SLEEPY EYE, Minn. — The largest coronavirus outbreaks have been in cities. But new cases are popping up in rural Minnesota every day – adding to the strain on rural hospitals.
At Sleepy Eye Medical Center, in Brown County, Dr. John Pelzel is one of just 3 doctors and 2 nurse practitioners bracing for an influx of COVID-19 patients. There are no ICU beds in the hospital, no isolation rooms and a shortage of nurses, Pelzel said.
“We’re working with five providers who staff our hospital 24/7,” he said. “We have three ventilators, none of which is setup for long term use.”
The ICU bed shortage is widespread in many counties across rural Minnesota.
What’s more, many of Minnesota’s rural hospitals are confronting a financial crisis if the coronavirus crisis worsens.
The state’s smaller hospitals were already facing a budget crunch, said Rahul Koranne, president of the Minnesota Hospital Association.

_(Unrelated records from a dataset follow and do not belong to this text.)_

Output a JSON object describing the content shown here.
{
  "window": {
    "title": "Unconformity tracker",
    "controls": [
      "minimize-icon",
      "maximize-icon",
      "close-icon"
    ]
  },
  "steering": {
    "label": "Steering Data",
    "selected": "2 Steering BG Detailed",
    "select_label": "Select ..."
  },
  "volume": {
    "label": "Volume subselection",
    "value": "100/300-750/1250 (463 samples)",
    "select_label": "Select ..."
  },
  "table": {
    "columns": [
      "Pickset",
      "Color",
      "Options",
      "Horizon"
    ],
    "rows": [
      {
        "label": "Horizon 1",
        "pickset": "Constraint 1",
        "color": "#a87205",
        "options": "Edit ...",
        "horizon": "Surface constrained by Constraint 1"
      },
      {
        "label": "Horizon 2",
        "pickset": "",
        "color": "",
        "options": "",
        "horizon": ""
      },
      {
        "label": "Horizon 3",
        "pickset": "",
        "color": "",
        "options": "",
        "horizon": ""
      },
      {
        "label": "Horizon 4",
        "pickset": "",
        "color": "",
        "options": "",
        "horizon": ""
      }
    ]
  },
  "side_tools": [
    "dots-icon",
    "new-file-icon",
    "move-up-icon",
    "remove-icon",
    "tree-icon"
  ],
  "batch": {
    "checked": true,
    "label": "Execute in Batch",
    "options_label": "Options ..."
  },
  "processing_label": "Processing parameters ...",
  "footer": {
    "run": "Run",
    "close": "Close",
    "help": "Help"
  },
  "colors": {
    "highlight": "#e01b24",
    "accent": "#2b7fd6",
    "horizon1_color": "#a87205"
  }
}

But now they need to buy new equipment and retrofit rooms, all while dealing with the financial loss of postponing all elective surgeries.
“I would definitely call this particularly unprecedented epidemic also a financial perfect storm,” Koranne said.

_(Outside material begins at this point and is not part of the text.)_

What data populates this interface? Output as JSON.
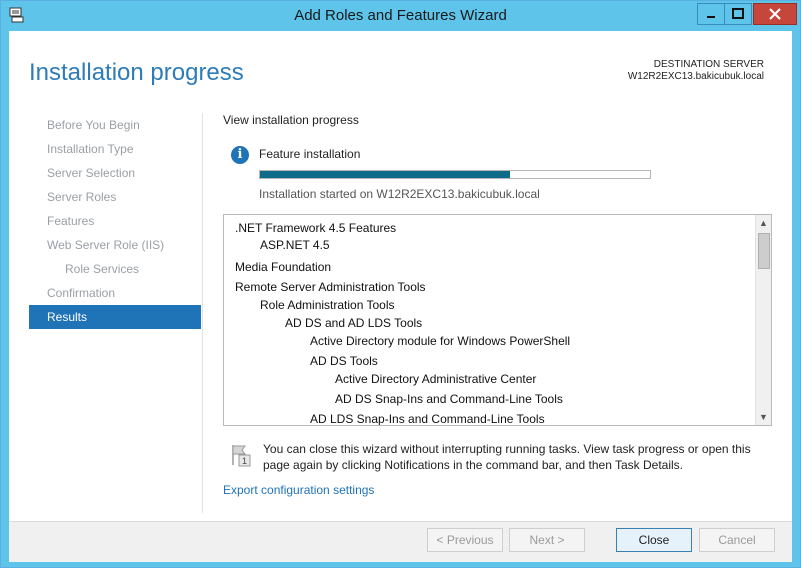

Minnesota isn’t the only state where smaller hospitals are facing a crisis. The Washington Post reported over the weekend that hospitals across the country say they are so short on funding that without emergency aid they’ll run out of money within weeks and be forced to close.
Koranne said the situation in Minnesota is not that dire, but warned that if residents don’t practice social distancing, “it could be pretty overwhelming.”
Even without being overwhelmed, many rural residents who do get sick and need hospitalization may have to go hundreds of miles away for care.
Data from Kaiser Health News shows that large swaths of the state are without a single intensive care bed. Of the state’s 87 hospitals, only 33 have ICU beds. The entire southwestern part of Minnesota has no ICU beds, for example. Northwestern Minnesota has 10.
If someone needs ICU care, many have emergency rooms which could serve that role, but only for a short time, said Dr. George Morris, the medical incident commander for CentraCare, which operates six hospitals – most in rural counties.
"But that lack of resources for our rural counties will become a problem as this wave hits harder,” he said.
Rural hospitals face another challenge, said Morris. If even a few doctors or nurses at the smaller facilities get sick and the hospital faces an onslaught of patients, “we will not be able to respond to this crisis.”
Koranne said Minnesotans can potentially avoid the crisis by practicing social distancing and not going to hospitals unless they are sick.
“Please help us. We need you to be our full partner right now,” he said.